Bunnyman is a slasher film with fairly good production values and not-bad acting. It’s a … B+ movie, I would say. I did go into it assuming it would be largely entertaining just for the slasher value, and I worried that I might be falling into Birdemic territory, but since it was all just for fun, I dove in.
It wasn’t Birdemic, so that was good. And the acting was acceptable, so that was good. The way the bad guys interacted with the good guys was actually pretty cool, and the slasher effects weren’t badly done CGI but were actual models and “blood” and chain saws and all that. It was fun … except for one thing.
At no time did the protagonists actually move their stupid butts.
In the beginning, they’re being stalked by a delivery-type truck that tries to run them off this winding mountain road; the truck even rear-ends them a couple of times, and they respond in this angry-but-weirdly-leisurely manner. The cameras are positioned to feel as though the audience is driving, but the distance and speed seem to change, and to be going much slower than they are from further back. I didn’t think anything of it, since I doubt my first attempt at film would look anything half so good, and I chalked it up to the inexperience of the director.
But then the car is run off the road, and they all just … sit … there. They talk about how hot it is, how tired and thirsty and scared they are, but they don’t actually seem that upset or panicked. They don’t actually get out and do anything for a really long time. The only one who does move is also weirdly calm about it, and, of course, he’s rewarded for his proactive abilities with death (it’s a slasher film, after all). Even the bad guys are suddenly absent for long stretches of time for no particularly good reason.

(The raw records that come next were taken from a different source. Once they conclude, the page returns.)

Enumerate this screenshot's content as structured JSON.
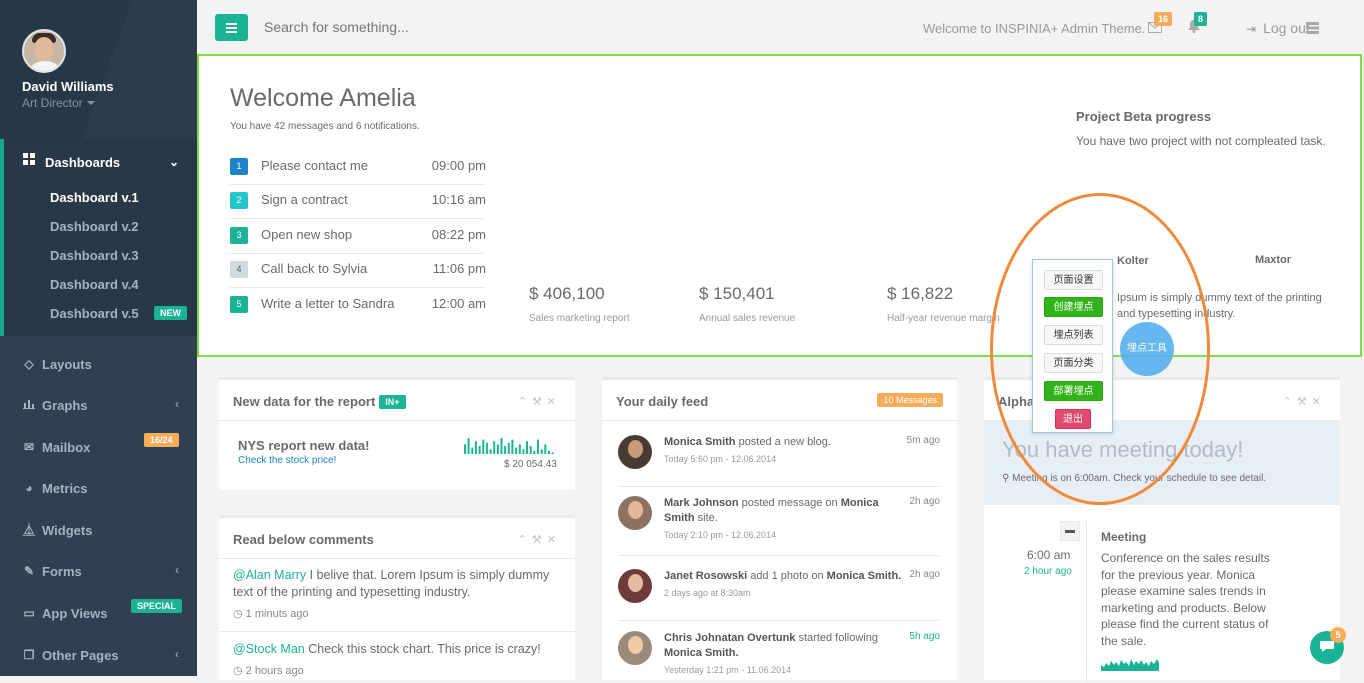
{
  "profile": {
    "name": "David Williams",
    "role": "Art Director"
  },
  "sidebar": {
    "dashboards_label": "Dashboards",
    "sub_items": [
      "Dashboard v.1",
      "Dashboard v.2",
      "Dashboard v.3",
      "Dashboard v.4",
      "Dashboard v.5"
    ],
    "new_badge": "NEW",
    "items": [
      {
        "label": "Layouts",
        "icon": "diamond-icon"
      },
      {
        "label": "Graphs",
        "icon": "bar-chart-icon"
      },
      {
        "label": "Mailbox",
        "icon": "envelope-icon",
        "badge": "16/24"
      },
      {
        "label": "Metrics",
        "icon": "pie-chart-icon"
      },
      {
        "label": "Widgets",
        "icon": "flask-icon"
      },
      {
        "label": "Forms",
        "icon": "edit-icon"
      },
      {
        "label": "App Views",
        "icon": "desktop-icon",
        "badge": "SPECIAL"
      },
      {
        "label": "Other Pages",
        "icon": "files-icon"
      }
    ]
  },
  "topbar": {
    "search_placeholder": "Search for something...",
    "welcome": "Welcome to INSPINIA+ Admin Theme.",
    "mail_count": "16",
    "bell_count": "8",
    "logout": "Log out"
  },
  "welcome": {
    "title": "Welcome Amelia",
    "subtitle": "You have 42 messages and 6 notifications.",
    "todos": [
      {
        "num": "1",
        "text": "Please contact me",
        "time": "09:00 pm",
        "color": "#1c84c6"
      },
      {
        "num": "2",
        "text": "Sign a contract",
        "time": "10:16 am",
        "color": "#23c6c8"
      },
      {
        "num": "3",
        "text": "Open new shop",
        "time": "08:22 pm",
        "color": "#1ab394"
      },
      {
        "num": "4",
        "text": "Call back to Sylvia",
        "time": "11:06 pm",
        "color": "#d1dade"
      },
      {
        "num": "5",
        "text": "Write a letter to Sandra",
        "time": "12:00 am",
        "color": "#1ab394"
      }
    ],
    "stats": [
      {
        "value": "$ 406,100",
        "label": "Sales marketing report"
      },
      {
        "value": "$ 150,401",
        "label": "Annual sales revenue"
      },
      {
        "value": "$ 16,822",
        "label": "Half-year revenue margin"
      }
    ],
    "project_title": "Project Beta progress",
    "project_desc": "You have two project with not compleated task.",
    "brands": [
      "Kolter",
      "Maxtor"
    ],
    "lorem": "Ipsum is simply dummy text of the printing and typesetting industry."
  },
  "popup": {
    "buttons": [
      "页面设置",
      "创建埋点",
      "埋点列表",
      "页面分类",
      "部署埋点",
      "退出"
    ],
    "tool": "埋点工具"
  },
  "report": {
    "title": "New data for the report",
    "badge": "IN+",
    "headline": "NYS report new data!",
    "link": "Check the stock price!",
    "value": "$ 20 054.43",
    "spark": [
      0.6,
      1.0,
      0.4,
      0.8,
      0.5,
      0.9,
      0.7,
      0.3,
      0.8,
      0.6,
      1.0,
      0.5,
      0.7,
      0.9,
      0.4,
      0.6,
      0.3,
      0.8,
      0.5,
      0.2,
      0.9,
      0.3,
      0.6,
      0.2,
      0.1
    ]
  },
  "comments": {
    "title": "Read below comments",
    "items": [
      {
        "user": "@Alan Marry",
        "text": " I belive that. Lorem Ipsum is simply dummy text of the printing and typesetting industry.",
        "time": "1 minuts ago"
      },
      {
        "user": "@Stock Man",
        "text": " Check this stock chart. This price is crazy!",
        "time": "2 hours ago"
      }
    ]
  },
  "feed": {
    "title": "Your daily feed",
    "badge": "10 Messages",
    "items": [
      {
        "name": "Monica Smith",
        "rest": " posted a new blog.",
        "sub": "Today 5:60 pm - 12.06.2014",
        "ago": "5m ago",
        "green": false
      },
      {
        "name": "Mark Johnson",
        "rest": " posted message on ",
        "target": "Monica Smith",
        "tail": " site.",
        "sub": "Today 2:10 pm - 12.06.2014",
        "ago": "2h ago",
        "green": false
      },
      {
        "name": "Janet Rosowski",
        "rest": " add 1 photo on ",
        "target": "Monica Smith.",
        "tail": "",
        "sub": "2 days ago at 8:30am",
        "ago": "2h ago",
        "green": false
      },
      {
        "name": "Chris Johnatan Overtunk",
        "rest": " started following ",
        "target": "Monica Smith.",
        "tail": "",
        "sub": "Yesterday 1:21 pm - 11.06.2014",
        "ago": "5h ago",
        "green": true
      }
    ]
  },
  "alpha": {
    "title": "Alpha project",
    "meeting_today": "You have meeting today!",
    "meeting_note": "Meeting is on 6:00am. Check your schedule to see detail.",
    "time": "6:00 am",
    "ago": "2 hour ago",
    "meeting_title": "Meeting",
    "meeting_desc": "Conference on the sales results for the previous year. Monica please examine sales trends in marketing and products. Below please find the current status of the sale."
  },
  "chat_count": "5"
}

The characters react to their friend’s death almost as if it didn’t happen, or as though it happened a long time ago. They finally wander away from the car in search of help, but they walk – no kidding – as though they were trying to simulate the last mile of the near-dead stumbling through a desert. I just wanted to reach through the screen, knock their heads together, and yell at them to MOVE! … not because I was worried about anything chasing them – nothing seemed to be chasing them – but because watching living beings move that slowly made me feel that my own heart was slowly winding down to a stop.
When they meandered up the path lined with bags of bones, I didn’t mind, because that’s what stupid victims in a slasher film do. But their meandering was about to drive me insane. How long does it take to walk up a road to a house, for cryin’ out loud? When they encounter a gun-toting misogynist at the house, and he threatens to kill them after offering to violate the women, I was fine – that’s what bad guys in slasher films are like. But even he was moving so slowly that I began to wonder if anyone was even alive. Perfectly good dialogue, perfectly good delivery … issued at such a slow pace that I questioned the director’s hearing, vision, and sanity.
Mosey. Mosey. Mosey. The whole film.
Even when their friends limbs are being sawed off. Even when their own limbs are being sawed off. Even when they’re “running”.
Then the two main characters escape and flee in the bad guys’ own delivery-type truck. And the woman turns to the man and says, “We’re going to need a lot of therapy.” And suddenly the camera, the one that lets us feel like we’re driving, shows us a road skimming by so fast we worry about banking that last twisty turn. The road straightens out, and the truck with its two survivors is whizzing along at top speed.
And suddenly I got it.
The whole film had been constructed as though it were a nightmare. No matter what happens, the dreamer is more of an observer than a participant, even when the bad guys are chasing him or her. Walking is a slow and ponderous task, yet distance is covered as efficiently as if the walkers are sprinting – or flying. The threatening conversations revolve more around feelings of being wrong, of being ridiculed, of being lost – the things that actually scare us, even if in our dreams we cast those fears as monsters and bunny-suit-wearing killers. The chase scenes are surreal, the meetings are disjointed, just as they are in dreams.
And when do the protagonists “wake up” and escape the nightmare? When they realize they need to get real help – therapy – from the outside: they need to face their fears instead of falling prey to them in their dreams.
So, yeah, it turned out there was a method to the director’s madness, and I ultimately decided the movie had a lot going for it. Why, it even made me feel that I was in a nightmare, which I guess is a pretty good fourth-wall break. I still wanted to reach in and knock everyone’s heads together … but now I understood why.
And as a special bonus, I found in this film one of the best exchanges I’ve ever heard. When their slow journey finally brings them to the creepy house, and the protagonists ask about the bags of bones hanging from the trees along the house’s road, the bad guy asks (slowly, of course), “Do you know whose bones they are?” They all shrug, and say, “No.” And the bad guy says, “Well, don’t worry about it then.”
So if you want to really feel like you’re in a film, and if you want to really feel like you’re in the nightmare with the characters, Bunnyman might be worth a look. It will certainly motivate you to shrug off your own hesitations and fears and procrastinations, since the whole thing boils down to one overwhelming audience response: MOVE!!